+++ Provided data +++
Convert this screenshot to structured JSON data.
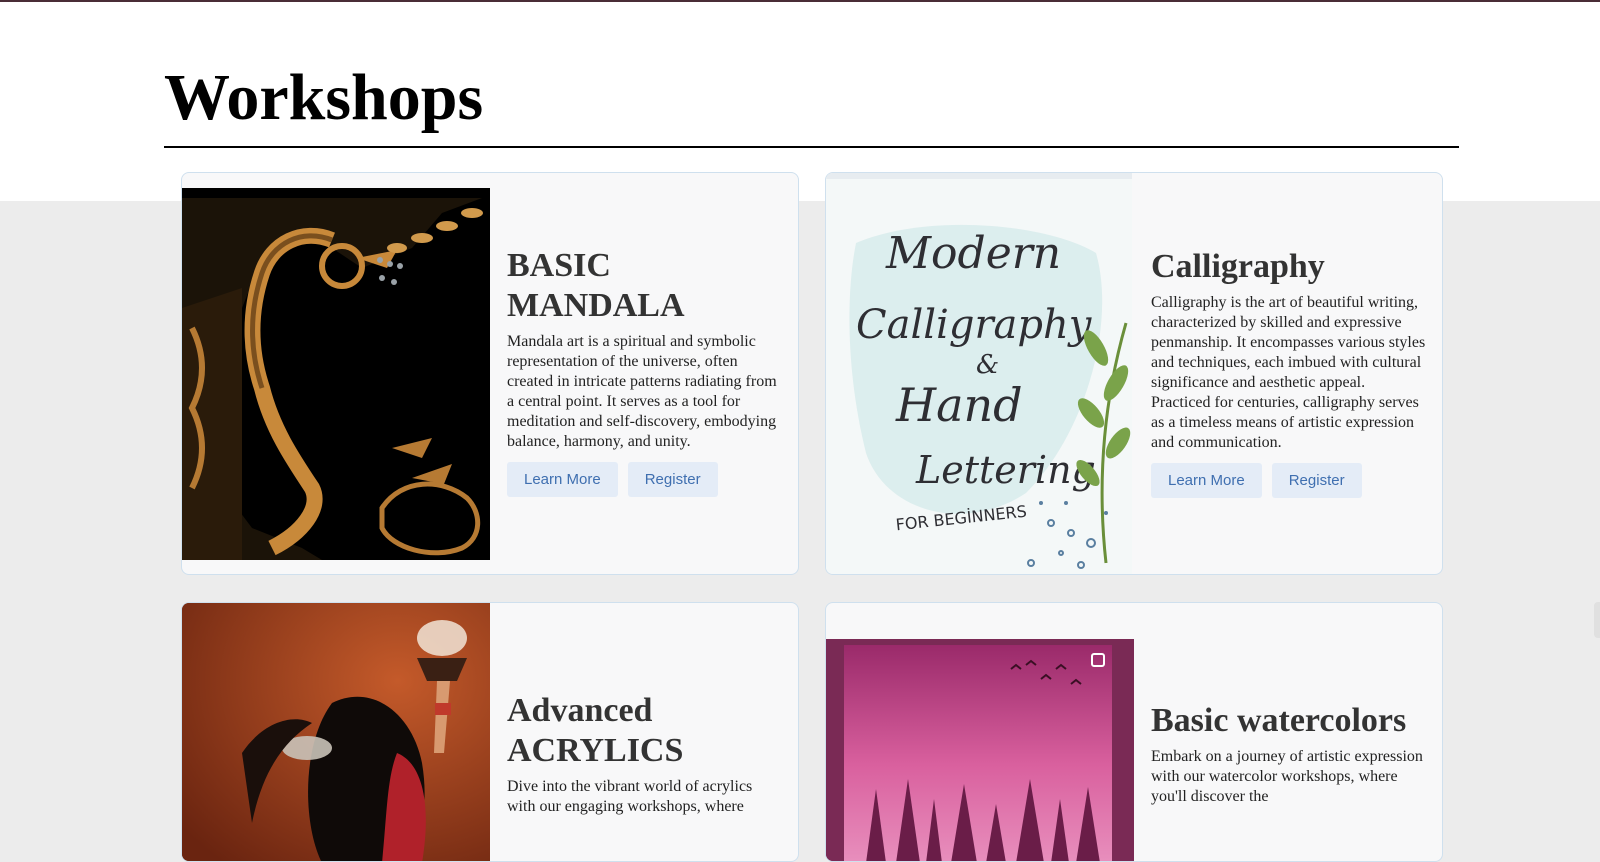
{
  "page": {
    "title": "Workshops"
  },
  "workshops": [
    {
      "title": "BASIC MANDALA",
      "description": "Mandala art is a spiritual and symbolic representation of the universe, often created in intricate patterns radiating from a central point. It serves as a tool for meditation and self-discovery, embodying balance, harmony, and unity.",
      "learn_more_label": "Learn More",
      "register_label": "Register"
    },
    {
      "title": "Calligraphy",
      "description": "Calligraphy is the art of beautiful writing, characterized by skilled and expressive penmanship. It encompasses various styles and techniques, each imbued with cultural significance and aesthetic appeal. Practiced for centuries, calligraphy serves as a timeless means of artistic expression and communication.",
      "learn_more_label": "Learn More",
      "register_label": "Register",
      "image_text": {
        "line1": "Modern",
        "line2": "Calligraphy",
        "line3": "&",
        "line4": "Hand",
        "line5": "Lettering",
        "line6": "FOR BEGİNNERS"
      }
    },
    {
      "title": "Advanced ACRYLICS",
      "description": "Dive into the vibrant world of acrylics with our engaging workshops, where"
    },
    {
      "title": "Basic watercolors",
      "description": "Embark on a journey of artistic expression with our watercolor workshops, where you'll discover the"
    }
  ],
  "colors": {
    "accent_top": "#4a2d36",
    "button_bg": "#e4ecf7",
    "button_text": "#3f6fb0",
    "card_border": "#cfe0ee"
  }
}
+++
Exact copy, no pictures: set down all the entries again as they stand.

Convert this screenshot to structured JSON data.
{
  "page": {
    "title": "Workshops"
  },
  "workshops": [
    {
      "title": "BASIC MANDALA",
      "description": "Mandala art is a spiritual and symbolic representation of the universe, often created in intricate patterns radiating from a central point. It serves as a tool for meditation and self-discovery, embodying balance, harmony, and unity.",
      "learn_more_label": "Learn More",
      "register_label": "Register"
    },
    {
      "title": "Calligraphy",
      "description": "Calligraphy is the art of beautiful writing, characterized by skilled and expressive penmanship. It encompasses various styles and techniques, each imbued with cultural significance and aesthetic appeal. Practiced for centuries, calligraphy serves as a timeless means of artistic expression and communication.",
      "learn_more_label": "Learn More",
      "register_label": "Register",
      "image_text": {
        "line1": "Modern",
        "line2": "Calligraphy",
        "line3": "&",
        "line4": "Hand",
        "line5": "Lettering",
        "line6": "FOR BEGİNNERS"
      }
    },
    {
      "title": "Advanced ACRYLICS",
      "description": "Dive into the vibrant world of acrylics with our engaging workshops, where"
    },
    {
      "title": "Basic watercolors",
      "description": "Embark on a journey of artistic expression with our watercolor workshops, where you'll discover the"
    }
  ],
  "colors": {
    "accent_top": "#4a2d36",
    "button_bg": "#e4ecf7",
    "button_text": "#3f6fb0",
    "card_border": "#cfe0ee"
  }
}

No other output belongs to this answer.